**Saved data entries:**
----------

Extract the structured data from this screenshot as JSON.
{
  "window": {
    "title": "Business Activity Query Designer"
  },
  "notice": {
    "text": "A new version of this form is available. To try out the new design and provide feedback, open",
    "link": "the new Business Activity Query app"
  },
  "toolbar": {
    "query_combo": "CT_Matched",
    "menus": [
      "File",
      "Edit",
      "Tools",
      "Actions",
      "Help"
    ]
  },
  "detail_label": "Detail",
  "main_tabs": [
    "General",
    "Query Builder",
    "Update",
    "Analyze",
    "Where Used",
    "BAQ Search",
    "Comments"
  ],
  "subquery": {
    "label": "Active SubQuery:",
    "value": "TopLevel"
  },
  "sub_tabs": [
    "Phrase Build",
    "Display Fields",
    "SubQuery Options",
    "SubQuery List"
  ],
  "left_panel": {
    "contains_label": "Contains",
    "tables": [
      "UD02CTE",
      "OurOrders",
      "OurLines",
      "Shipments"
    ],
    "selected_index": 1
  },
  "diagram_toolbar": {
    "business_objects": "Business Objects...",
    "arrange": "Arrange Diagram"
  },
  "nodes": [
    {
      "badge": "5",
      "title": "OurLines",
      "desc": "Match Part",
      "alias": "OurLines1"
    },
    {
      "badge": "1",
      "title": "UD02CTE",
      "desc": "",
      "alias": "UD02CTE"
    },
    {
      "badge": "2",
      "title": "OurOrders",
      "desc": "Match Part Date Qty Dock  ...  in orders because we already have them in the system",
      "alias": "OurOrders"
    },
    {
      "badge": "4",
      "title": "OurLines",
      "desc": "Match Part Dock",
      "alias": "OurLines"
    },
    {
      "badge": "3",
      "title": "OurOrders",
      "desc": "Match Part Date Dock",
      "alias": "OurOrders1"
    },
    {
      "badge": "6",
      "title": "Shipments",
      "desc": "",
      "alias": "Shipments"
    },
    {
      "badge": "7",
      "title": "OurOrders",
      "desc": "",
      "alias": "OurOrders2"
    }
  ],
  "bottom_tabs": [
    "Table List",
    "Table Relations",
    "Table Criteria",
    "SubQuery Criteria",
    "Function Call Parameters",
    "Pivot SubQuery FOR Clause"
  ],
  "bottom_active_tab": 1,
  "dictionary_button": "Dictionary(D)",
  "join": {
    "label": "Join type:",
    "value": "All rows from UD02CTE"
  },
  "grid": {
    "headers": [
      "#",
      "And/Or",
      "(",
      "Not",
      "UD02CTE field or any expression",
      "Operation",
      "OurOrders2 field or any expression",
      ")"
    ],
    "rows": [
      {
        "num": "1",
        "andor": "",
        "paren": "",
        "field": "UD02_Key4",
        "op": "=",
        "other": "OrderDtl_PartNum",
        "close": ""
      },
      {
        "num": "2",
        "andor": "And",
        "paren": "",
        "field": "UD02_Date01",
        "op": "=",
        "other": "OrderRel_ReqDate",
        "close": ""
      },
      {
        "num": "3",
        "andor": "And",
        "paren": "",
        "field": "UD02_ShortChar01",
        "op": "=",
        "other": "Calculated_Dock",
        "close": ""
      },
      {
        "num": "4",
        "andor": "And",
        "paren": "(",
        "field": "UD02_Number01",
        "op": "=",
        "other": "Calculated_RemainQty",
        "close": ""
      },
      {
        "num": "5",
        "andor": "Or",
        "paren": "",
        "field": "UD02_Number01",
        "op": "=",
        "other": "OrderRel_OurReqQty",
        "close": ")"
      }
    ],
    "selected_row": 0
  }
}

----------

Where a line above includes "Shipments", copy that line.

**FINAL ANSWER:**
      "Shipments"
      "title": "Shipments",
      "alias": "Shipments"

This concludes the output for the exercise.